has been cited by the following article:

  • TITLE: Trend of Invasive Streptococcus agalactiae at Tertiary Care Hospital in Japan

    AUTHORS: Masaaki Minami, Hideki Nishiyama, Shinobu Ikegami, Takuya Hattori, Makoto Kawashima, Michio Ohta

    KEYWORDS: Streptococcus agalactiae, Susceptibility, Antimicrobial Resistance, Epidemiology

    JOURNAL NAME: Journal of Biosciences and Medicines, Vol.4 No.3, February 26, 2016

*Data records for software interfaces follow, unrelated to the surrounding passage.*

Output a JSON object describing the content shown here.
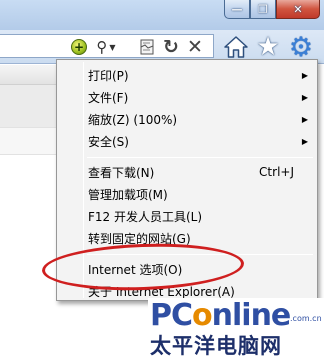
{
  "window": {
    "minimize_glyph": "—",
    "restore_glyph": "❐",
    "close_glyph": "✕"
  },
  "toolbar": {
    "compat_glyph": "+",
    "search_glyph": "⚲",
    "search_dropdown_glyph": "▼",
    "refresh_glyph": "↻",
    "stop_glyph": "✕",
    "favorites_glyph": "★",
    "tools_glyph": "⚙",
    "icons": [
      "compatibility-icon",
      "search-icon",
      "compatibility-view-icon",
      "refresh-icon",
      "stop-icon",
      "home-icon",
      "favorites-star-icon",
      "tools-gear-icon"
    ]
  },
  "tools_menu": {
    "items": [
      {
        "label": "打印(P)",
        "has_submenu": true
      },
      {
        "label": "文件(F)",
        "has_submenu": true
      },
      {
        "label": "缩放(Z) (100%)",
        "has_submenu": true
      },
      {
        "label": "安全(S)",
        "has_submenu": true
      },
      {
        "label": "查看下载(N)",
        "shortcut": "Ctrl+J"
      },
      {
        "label": "管理加载项(M)"
      },
      {
        "label": "F12 开发人员工具(L)"
      },
      {
        "label": "转到固定的网站(G)"
      },
      {
        "label": "Internet 选项(O)"
      },
      {
        "label": "关于 Internet Explorer(A)"
      }
    ],
    "submenu_arrow": "▶",
    "highlighted_item": "Internet 选项(O)",
    "highlight_color": "#cf1f1f"
  },
  "watermark": {
    "logo_pc": "PC",
    "logo_o": "o",
    "logo_rest": "nline",
    "domain": ".com.cn",
    "chinese_name": "太平洋电脑网"
  },
  "colors": {
    "menu_background": "#f3f3f3",
    "toolbar_background": "#dde8f6",
    "close_button": "#d0543f",
    "watermark_blue": "#2f4fa3",
    "watermark_orange": "#e68a00"
  }
}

    ABSTRACT: Streptococcus agalactiae causes various severe infectious diseases such as sepsis, meningitis, and streptococcal toxic shock-like syndrome. Though Streptococcus agalactiae infection has been increasing recently, the comprehensive characteristic investigation of invasive Streptococcus agalactiae isolated in tertiary care hospitals has not been nearly performed in Japan. In this study, we investigated the clinical characteristics and antimicrobial susceptible patterns of 88 Streptococcus agalactiae isolated at two tertiary care hospitals during 2009-2015 in Japan. There was no significant differences between genders in our study. Two-third Streptococcus agalactiae were isolated from over age 60. Total mortality rate was 19% and invasive Streptococcus agalactiae-associated death cases have occurred every year after 2011. All Streptococcus agalactiae were completely susceptible toampicillin. Total non-susceptible rates of erythromycin, minocycline, levofloxacin and trimethoprim-sulfamethoxazole in this study were approximately 30%, 44%, 37%, and 7%, respectively. Our results suggest the need for continuous antimicrobial susceptibility survey of Streptococcus agalactiae.